Chicago has big, decorated cows; Sioux Falls has bison; Minneapolis, characters from Peanuts. One might have thought Greenville would have had rabbits. It might could but doesn’t; it has brass mice about three inches long. There are, purportedly, nine of them peeking from nooks and crannies along Main Street. They aren’t the only reason to visit. There is much public art, mostly historical.
They also had shops, restaurants, and bars between art installations.
For history, the Upcountry History Museum, Furman University, was a good stop. A lot of interesting stuff. Shoeless Joe Jackson, for example, was born in Greenville and began his baseball career playing for the mill team (Greenville is big on mills.) Rightly or wrongly, he was banned from baseball and the Hall of Fame because of his alleged involvement in the Black Sox scandal. His shoelessness involved exactly one at bat, because a new pair of spikes hurt his feet and he hit a triple in his stocking feet. That’s why he isn’t “Barefoot Joe Jackson.”
Cotton was once a big deal in SC, and hence the mills and presumably spinsters, although that term is more associated with the mills of the northeast. We didn’t see any baled cotton here; when we did see some in the deeper South, they were big, round, and shrink-wrapped (usually pink) using stationary balers.
John Calhoun also hales from the Upcountry, but from Abbeville (which is the first county in the US alphabetically) not Greenville. I would describe the Museum’s treatment of Calhoun as nuanced. It does not extol him as a great patriot, which would certainly have been the case if the South had won the war. Nor does it ostracize him as is the case in Minneapolis (see Bde Maka Ska). He was a forceful advocate for “States Rights”, which for Calhoun meant protecting the Southern economy, slavery, and secession, if that’s what it took to preserve the White culture.
Ironically, his views on the legality of secession were shaped in the Northeast, at Yale University, in the early 19th century. At that time and place, the issue was still States Rights but the context was restrictive trade policies that were hurting the industrial Northeast. He died ten years before the war.
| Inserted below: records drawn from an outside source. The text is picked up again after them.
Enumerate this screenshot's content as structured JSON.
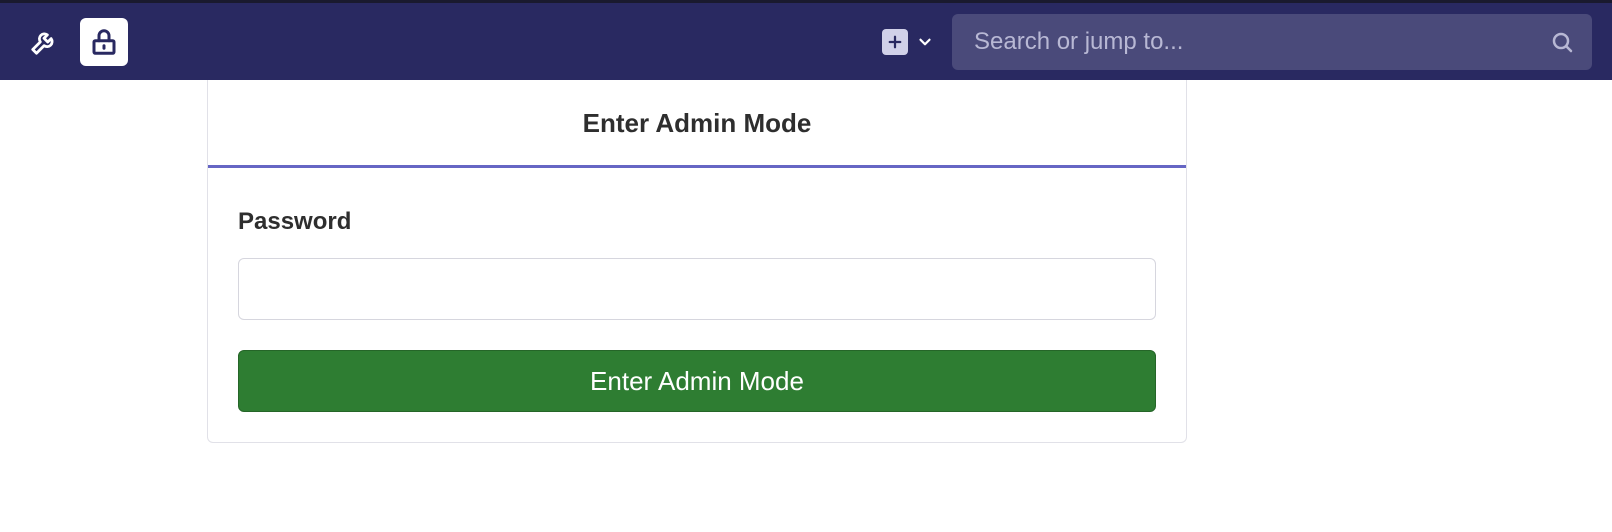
{
  "topbar": {
    "search_placeholder": "Search or jump to..."
  },
  "panel": {
    "title": "Enter Admin Mode",
    "password_label": "Password",
    "password_value": "",
    "submit_label": "Enter Admin Mode"
  }
}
The Army and Navy recruiting posters use identical wording but manage to carry rather different messages. Only one of the visuals has become iconic.
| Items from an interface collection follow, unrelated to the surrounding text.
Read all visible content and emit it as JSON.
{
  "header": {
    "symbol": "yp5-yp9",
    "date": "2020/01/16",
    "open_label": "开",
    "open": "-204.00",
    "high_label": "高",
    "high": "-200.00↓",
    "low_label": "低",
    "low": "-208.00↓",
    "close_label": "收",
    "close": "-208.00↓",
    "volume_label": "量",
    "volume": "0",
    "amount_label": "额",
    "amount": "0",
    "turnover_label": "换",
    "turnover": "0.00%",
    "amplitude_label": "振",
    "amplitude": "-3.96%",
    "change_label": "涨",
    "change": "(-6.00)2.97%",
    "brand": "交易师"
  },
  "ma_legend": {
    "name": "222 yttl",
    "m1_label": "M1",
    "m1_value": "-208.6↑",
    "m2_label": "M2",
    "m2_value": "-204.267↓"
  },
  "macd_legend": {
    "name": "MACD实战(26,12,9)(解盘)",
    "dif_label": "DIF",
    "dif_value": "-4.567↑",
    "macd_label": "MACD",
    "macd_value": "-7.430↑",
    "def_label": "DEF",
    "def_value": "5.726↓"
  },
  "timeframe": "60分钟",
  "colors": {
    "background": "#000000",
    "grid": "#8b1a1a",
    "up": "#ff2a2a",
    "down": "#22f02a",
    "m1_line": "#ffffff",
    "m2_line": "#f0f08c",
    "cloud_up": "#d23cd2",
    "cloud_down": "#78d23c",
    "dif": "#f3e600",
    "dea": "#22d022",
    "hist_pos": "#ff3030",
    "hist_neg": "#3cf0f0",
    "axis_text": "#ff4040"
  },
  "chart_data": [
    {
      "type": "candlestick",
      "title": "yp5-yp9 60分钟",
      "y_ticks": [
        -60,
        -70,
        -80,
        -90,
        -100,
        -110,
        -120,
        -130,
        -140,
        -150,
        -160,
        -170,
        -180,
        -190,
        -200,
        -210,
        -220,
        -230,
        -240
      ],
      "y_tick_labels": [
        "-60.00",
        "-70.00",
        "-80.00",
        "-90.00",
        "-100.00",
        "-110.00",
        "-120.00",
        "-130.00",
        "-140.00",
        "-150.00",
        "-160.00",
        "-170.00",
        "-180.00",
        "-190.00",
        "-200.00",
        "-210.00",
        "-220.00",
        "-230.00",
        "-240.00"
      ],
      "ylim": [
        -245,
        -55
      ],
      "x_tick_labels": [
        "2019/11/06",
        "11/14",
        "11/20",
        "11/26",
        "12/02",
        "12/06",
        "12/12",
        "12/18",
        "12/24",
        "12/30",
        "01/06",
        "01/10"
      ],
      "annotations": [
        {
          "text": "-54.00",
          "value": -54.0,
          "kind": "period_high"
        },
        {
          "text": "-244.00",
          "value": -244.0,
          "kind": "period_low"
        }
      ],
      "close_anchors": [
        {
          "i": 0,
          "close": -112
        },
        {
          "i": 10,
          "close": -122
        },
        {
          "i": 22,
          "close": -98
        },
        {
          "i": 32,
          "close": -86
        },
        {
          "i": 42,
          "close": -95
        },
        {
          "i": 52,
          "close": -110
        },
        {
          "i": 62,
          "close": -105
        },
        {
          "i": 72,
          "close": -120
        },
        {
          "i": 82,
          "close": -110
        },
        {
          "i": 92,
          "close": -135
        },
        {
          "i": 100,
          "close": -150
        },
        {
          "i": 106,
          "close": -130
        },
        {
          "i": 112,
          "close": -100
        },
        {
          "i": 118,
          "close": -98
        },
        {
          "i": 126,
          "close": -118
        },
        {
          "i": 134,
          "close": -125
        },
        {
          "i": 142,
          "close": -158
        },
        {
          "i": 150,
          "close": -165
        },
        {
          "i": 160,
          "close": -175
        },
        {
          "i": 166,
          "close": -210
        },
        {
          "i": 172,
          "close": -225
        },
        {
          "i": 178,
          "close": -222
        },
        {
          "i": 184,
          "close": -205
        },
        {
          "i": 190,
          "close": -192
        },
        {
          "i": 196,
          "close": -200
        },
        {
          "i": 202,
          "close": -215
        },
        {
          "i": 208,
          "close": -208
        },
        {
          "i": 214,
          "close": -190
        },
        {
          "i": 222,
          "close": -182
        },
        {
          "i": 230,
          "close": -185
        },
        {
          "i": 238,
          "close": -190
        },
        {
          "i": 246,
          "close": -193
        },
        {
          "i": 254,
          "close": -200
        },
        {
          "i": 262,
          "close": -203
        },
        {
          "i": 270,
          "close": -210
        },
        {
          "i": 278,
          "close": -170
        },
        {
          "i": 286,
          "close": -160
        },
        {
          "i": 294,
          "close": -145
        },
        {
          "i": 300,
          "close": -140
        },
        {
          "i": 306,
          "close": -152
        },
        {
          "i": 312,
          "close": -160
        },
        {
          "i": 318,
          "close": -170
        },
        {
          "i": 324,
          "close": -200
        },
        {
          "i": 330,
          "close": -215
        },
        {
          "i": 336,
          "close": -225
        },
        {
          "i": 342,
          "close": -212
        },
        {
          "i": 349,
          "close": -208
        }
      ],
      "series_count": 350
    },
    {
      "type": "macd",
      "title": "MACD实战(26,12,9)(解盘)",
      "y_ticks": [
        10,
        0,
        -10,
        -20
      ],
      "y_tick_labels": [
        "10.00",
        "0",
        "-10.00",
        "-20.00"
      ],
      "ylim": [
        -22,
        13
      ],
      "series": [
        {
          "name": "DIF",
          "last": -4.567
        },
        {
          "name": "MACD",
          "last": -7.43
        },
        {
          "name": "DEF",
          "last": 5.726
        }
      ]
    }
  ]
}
“We’re still not where we’re going but we’re still not where we were.” Natasha Josefowitz.